Janet Cho and Christel Harlacher from the firm of Williams Mullen published a piece on Trademark rights that’s worth giving a once over and bookmarking. Especially for those new to domaining who sometimes have the wrong impression of trademark rights.
The post titled: Ten Trademark Myths and How They Can Hurt Your Business clears up some misconceptions that those without a background in intellectual property tend to have.
From the article:
8. I need a registration in order to “trademark” a mark (or acquire rights in it).

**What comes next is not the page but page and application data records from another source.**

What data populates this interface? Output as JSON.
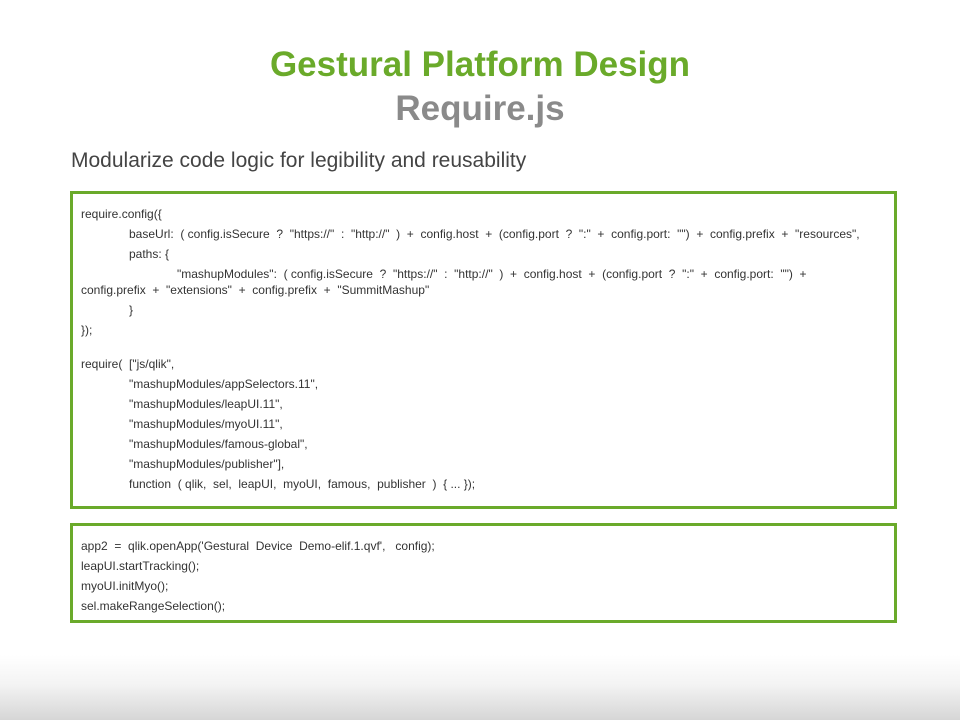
{
  "slide": {
    "title": "Gestural Platform Design",
    "subtitle": "Require.js",
    "lead": "Modularize code logic for legibility and reusability"
  },
  "config_block": {
    "lines": [
      "require.config({",
      "baseUrl:  ( config.isSecure  ?  \"https://\"  :  \"http://\"  )  +  config.host  +  (config.port  ?  \":\"  +  config.port:  \"\")  +  config.prefix  +  \"resources\",",
      "paths: {",
      "\"mashupModules\":  ( config.isSecure  ?  \"https://\"  :  \"http://\"  )  +  config.host  +  (config.port  ?  \":\"  +  config.port:  \"\")  +",
      "config.prefix  +  \"extensions\"  +  config.prefix  +  \"SummitMashup\"",
      "}",
      "});",
      "require(  [\"js/qlik\",",
      "\"mashupModules/appSelectors.11\",",
      "\"mashupModules/leapUI.11\",",
      "\"mashupModules/myoUI.11\",",
      "\"mashupModules/famous-global\",",
      "\"mashupModules/publisher\"],",
      "function  ( qlik,  sel,  leapUI,  myoUI,  famous,  publisher  )  { ... });"
    ]
  },
  "app_block": {
    "lines": [
      "app2  =  qlik.openApp('Gestural  Device  Demo-elif.1.qvf',   config);",
      "leapUI.startTracking();",
      "myoUI.initMyo();",
      "sel.makeRangeSelection();"
    ]
  },
  "colors": {
    "accent": "#6aaa2a",
    "subtitle": "#8a8a8a",
    "text": "#333333"
  }
}
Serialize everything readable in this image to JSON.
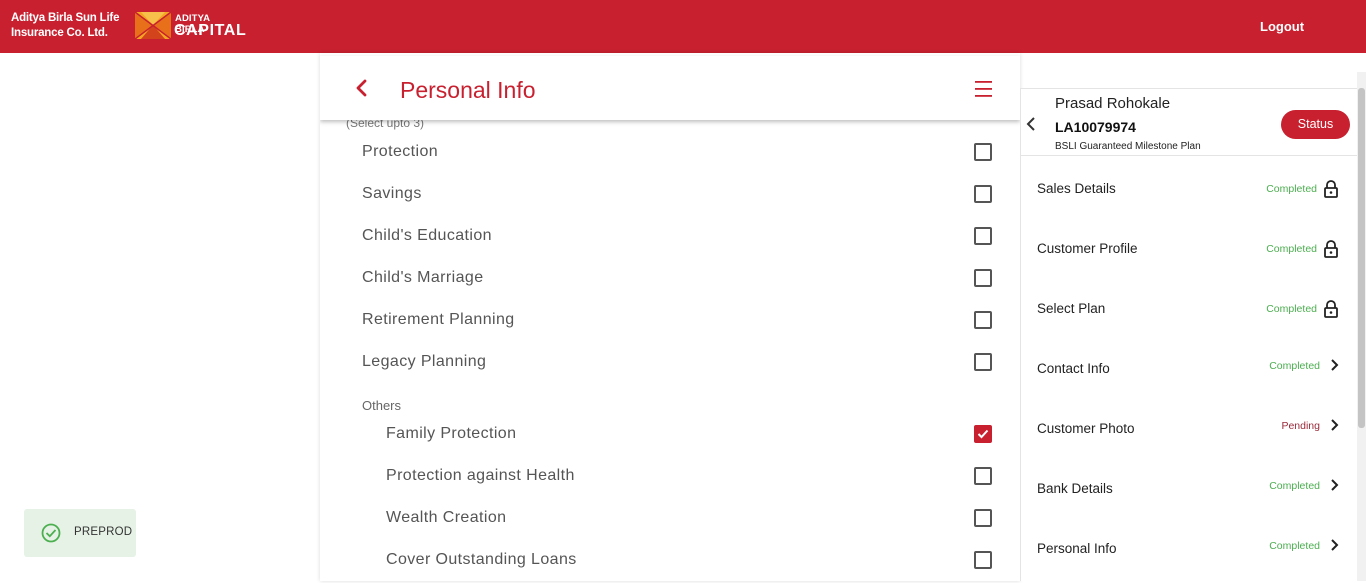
{
  "header": {
    "brand_line1": "Aditya Birla Sun Life",
    "brand_line2": "Insurance Co. Ltd.",
    "capital_line1": "ADITYA BIRLA",
    "capital_line2": "CAPITAL",
    "logout_label": "Logout"
  },
  "page": {
    "title": "Personal Info",
    "select_hint": "(Select upto 3)",
    "goals": [
      {
        "label": "Protection",
        "checked": false
      },
      {
        "label": "Savings",
        "checked": false
      },
      {
        "label": "Child's Education",
        "checked": false
      },
      {
        "label": "Child's Marriage",
        "checked": false
      },
      {
        "label": "Retirement Planning",
        "checked": false
      },
      {
        "label": "Legacy Planning",
        "checked": false
      }
    ],
    "others_label": "Others",
    "others": [
      {
        "label": "Family Protection",
        "checked": true
      },
      {
        "label": "Protection against Health",
        "checked": false
      },
      {
        "label": "Wealth Creation",
        "checked": false
      },
      {
        "label": "Cover Outstanding Loans",
        "checked": false
      }
    ]
  },
  "proposal": {
    "name": "Prasad Rohokale",
    "id": "LA10079974",
    "plan": "BSLI Guaranteed Milestone Plan",
    "status_button": "Status",
    "steps": [
      {
        "name": "Sales Details",
        "status": "Completed",
        "icon": "lock-icon"
      },
      {
        "name": "Customer Profile",
        "status": "Completed",
        "icon": "lock-icon"
      },
      {
        "name": "Select Plan",
        "status": "Completed",
        "icon": "lock-icon"
      },
      {
        "name": "Contact Info",
        "status": "Completed",
        "icon": "chevron-right-icon"
      },
      {
        "name": "Customer Photo",
        "status": "Pending",
        "icon": "chevron-right-icon"
      },
      {
        "name": "Bank Details",
        "status": "Completed",
        "icon": "chevron-right-icon"
      },
      {
        "name": "Personal Info",
        "status": "Completed",
        "icon": "chevron-right-icon"
      }
    ]
  },
  "env_badge": "PREPROD",
  "colors": {
    "brand_red": "#c8202f",
    "completed_green": "#4caf50",
    "pending_maroon": "#9a2a3a"
  }
}
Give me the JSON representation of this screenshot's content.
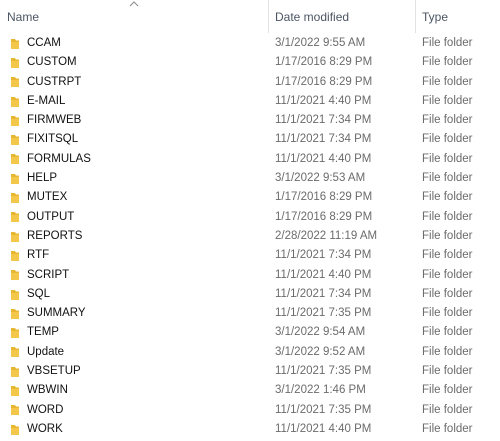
{
  "columns": {
    "name": "Name",
    "date_modified": "Date modified",
    "type": "Type"
  },
  "sort": {
    "column": "name",
    "direction": "ascending",
    "indicator_icon": "sort-up-icon"
  },
  "folder_color": "#e8b732",
  "rows": [
    {
      "name": "CCAM",
      "date": "3/1/2022 9:55 AM",
      "type": "File folder"
    },
    {
      "name": "CUSTOM",
      "date": "1/17/2016 8:29 PM",
      "type": "File folder"
    },
    {
      "name": "CUSTRPT",
      "date": "1/17/2016 8:29 PM",
      "type": "File folder"
    },
    {
      "name": "E-MAIL",
      "date": "11/1/2021 4:40 PM",
      "type": "File folder"
    },
    {
      "name": "FIRMWEB",
      "date": "11/1/2021 7:34 PM",
      "type": "File folder"
    },
    {
      "name": "FIXITSQL",
      "date": "11/1/2021 7:34 PM",
      "type": "File folder"
    },
    {
      "name": "FORMULAS",
      "date": "11/1/2021 4:40 PM",
      "type": "File folder"
    },
    {
      "name": "HELP",
      "date": "3/1/2022 9:53 AM",
      "type": "File folder"
    },
    {
      "name": "MUTEX",
      "date": "1/17/2016 8:29 PM",
      "type": "File folder"
    },
    {
      "name": "OUTPUT",
      "date": "1/17/2016 8:29 PM",
      "type": "File folder"
    },
    {
      "name": "REPORTS",
      "date": "2/28/2022 11:19 AM",
      "type": "File folder"
    },
    {
      "name": "RTF",
      "date": "11/1/2021 7:34 PM",
      "type": "File folder"
    },
    {
      "name": "SCRIPT",
      "date": "11/1/2021 4:40 PM",
      "type": "File folder"
    },
    {
      "name": "SQL",
      "date": "11/1/2021 7:34 PM",
      "type": "File folder"
    },
    {
      "name": "SUMMARY",
      "date": "11/1/2021 7:35 PM",
      "type": "File folder"
    },
    {
      "name": "TEMP",
      "date": "3/1/2022 9:54 AM",
      "type": "File folder"
    },
    {
      "name": "Update",
      "date": "3/1/2022 9:52 AM",
      "type": "File folder"
    },
    {
      "name": "VBSETUP",
      "date": "11/1/2021 7:35 PM",
      "type": "File folder"
    },
    {
      "name": "WBWIN",
      "date": "3/1/2022 1:46 PM",
      "type": "File folder"
    },
    {
      "name": "WORD",
      "date": "11/1/2021 7:35 PM",
      "type": "File folder"
    },
    {
      "name": "WORK",
      "date": "11/1/2021 4:40 PM",
      "type": "File folder"
    }
  ]
}
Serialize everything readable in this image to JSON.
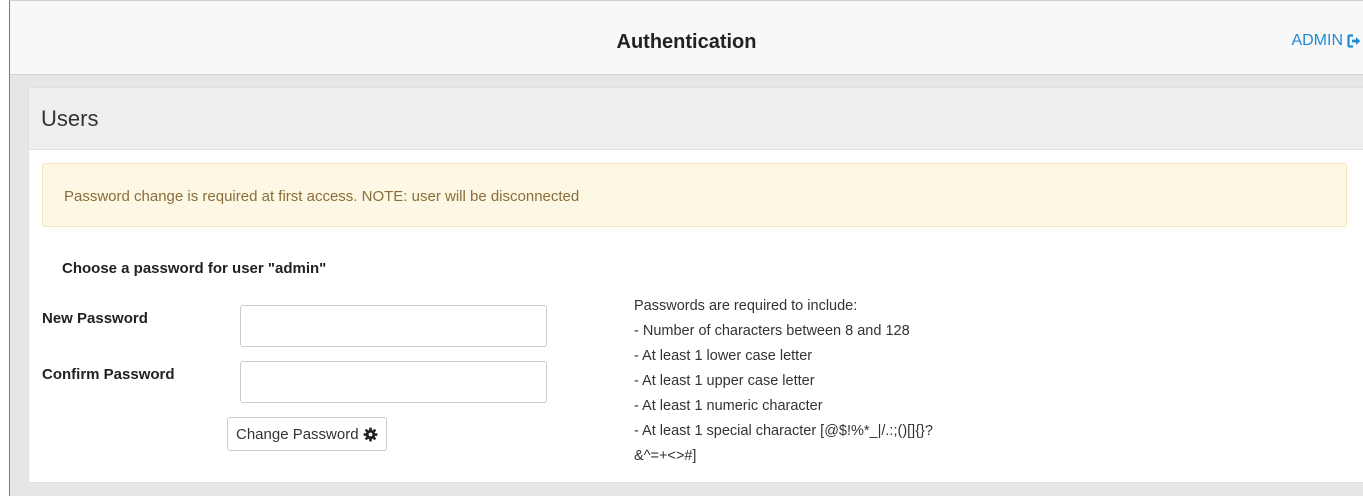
{
  "header": {
    "title": "Authentication",
    "user_label": "ADMIN",
    "logout_icon": "sign-out-icon",
    "link_color": "#1f8ad6"
  },
  "panel": {
    "title": "Users",
    "alert": {
      "text": "Password change is required at first access. NOTE: user will be disconnected",
      "background": "#fcf8e3",
      "text_color": "#8a6d3b"
    },
    "form": {
      "heading": "Choose a password for user \"admin\"",
      "new_password": {
        "label": "New Password",
        "value": "",
        "placeholder": ""
      },
      "confirm_password": {
        "label": "Confirm Password",
        "value": "",
        "placeholder": ""
      },
      "submit": {
        "label": "Change Password",
        "icon": "gear-icon"
      }
    },
    "requirements": {
      "intro": "Passwords are required to include:",
      "items": [
        "- Number of characters between 8 and 128",
        "- At least 1 lower case letter",
        "- At least 1 upper case letter",
        "- At least 1 numeric character",
        "- At least 1 special character [@$!%*_|/.:;()[]{}?",
        "&^=+<>#]"
      ]
    }
  }
}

In the United States, trademark rights arise with use of the mark in the marketplace. Hence, once you start using your trademark to promote your goods and services, this is when you acquire trademark rights. A trademark registration—while granting useful benefits—is not the mechanism through which you acquire trademark rights. This is not necessarily the case in other countries, where trademark rights do not exist if a party has not registered its mark. The benefits of trademark ownership include: a) the ability to use the ® registration symbol; b) the legal presumption that you own your mark; c) the ability to preclude others from registering a similar mark as Examining Attorneys at the USPTO will check the UPSTO Register for confusingly similar marks; and d) you may rely upon your registration in the United States as the basis for trademark filings in other jurisdictions internationally.